Studies suggest that these spaces offer more to us than just pretty places to look at and that they in fact have measurably beneficial impacts on our lives. A few months ago, I was at the University of Illinois career fair at the Morton Arboretum and prior to the students coming in to talk to all the companies attending, we heard a lecture from William Sullivan, the head of the Landscape Architecture department at UIUC. He spoke about the landscape’s effect on human health, especially in terms of recovering from stress and mental fatigue (the ability to pay attention). The studies he’s done suggest that small, regular doses of interacting with the environment reduces stress and speeds up your body’s recovery from stress. Because the environment draws you attention involuntarily, think of how breezes, flames of a fire, ocean waves, birds flying, etc… seem to be hypnotizing, you don’t expend any effort to engage with them and so you don’t become fatigued. In comparison, your directed attention at focusing on work, a lecture, driving in traffic, etc… takes a lot of effort and you do become fatigued after a relatively short amount of time. This Attention Restoration Theory (ART) suggests that you can restore your mental fatigue by spending time in nature, or even by looking at scenes of nature, because you are no longer putting in the effort to focus. Medical patients recover better and quicker, students do better in their studies, and employees are better able to handle stress and interact with their peers calmly.

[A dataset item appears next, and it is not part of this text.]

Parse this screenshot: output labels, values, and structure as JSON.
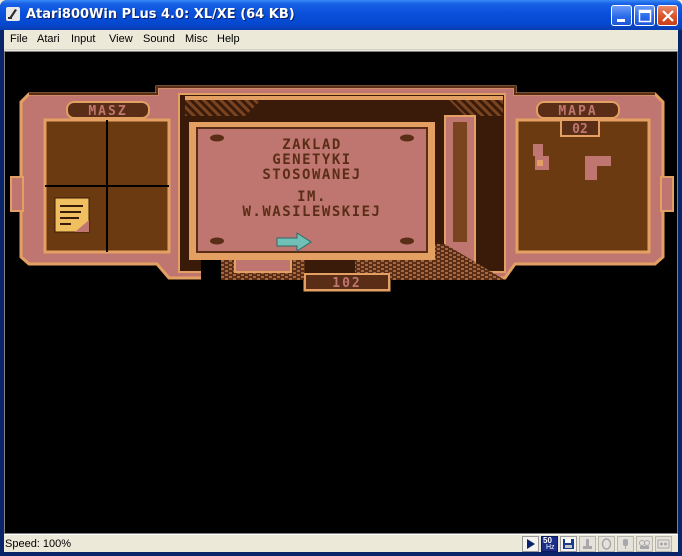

Sullivan went as far as to say that one study suggested that a 40 minute walk through a natural environment, like a trail in a forest preserve, had a similar effect as a dose of Ritalin on restoring attention. That’s incredible! Obviously, don’t stop taking your medications and go take walk outside instead, but it’s an interesting idea that in some scenarios, and for some people, taking a step away from what they’re doing that’s causing the stress and fatigue and reconnecting with nature can have that measurably beneficial impact. Think of what happens when you go home, sit in your own garden space, and relax. I’m feeling relaxed already thinking about it.
We certainly enjoy the beauty of nature and a well-designed garden, but these spaces are more than a pretty place. The pictures below are from a garden space that we designed and installed for JourneyCare (formerly Midwest Palliative and Hospice CareCenter). In the most stressful of situations, a garden’s ability to weave even a moment of serenity is something to not be overlooked and disregarded. We are fortunate to be in the business of bringing smiles to peoples’ faces, peace to their hearts, and calmness to their minds.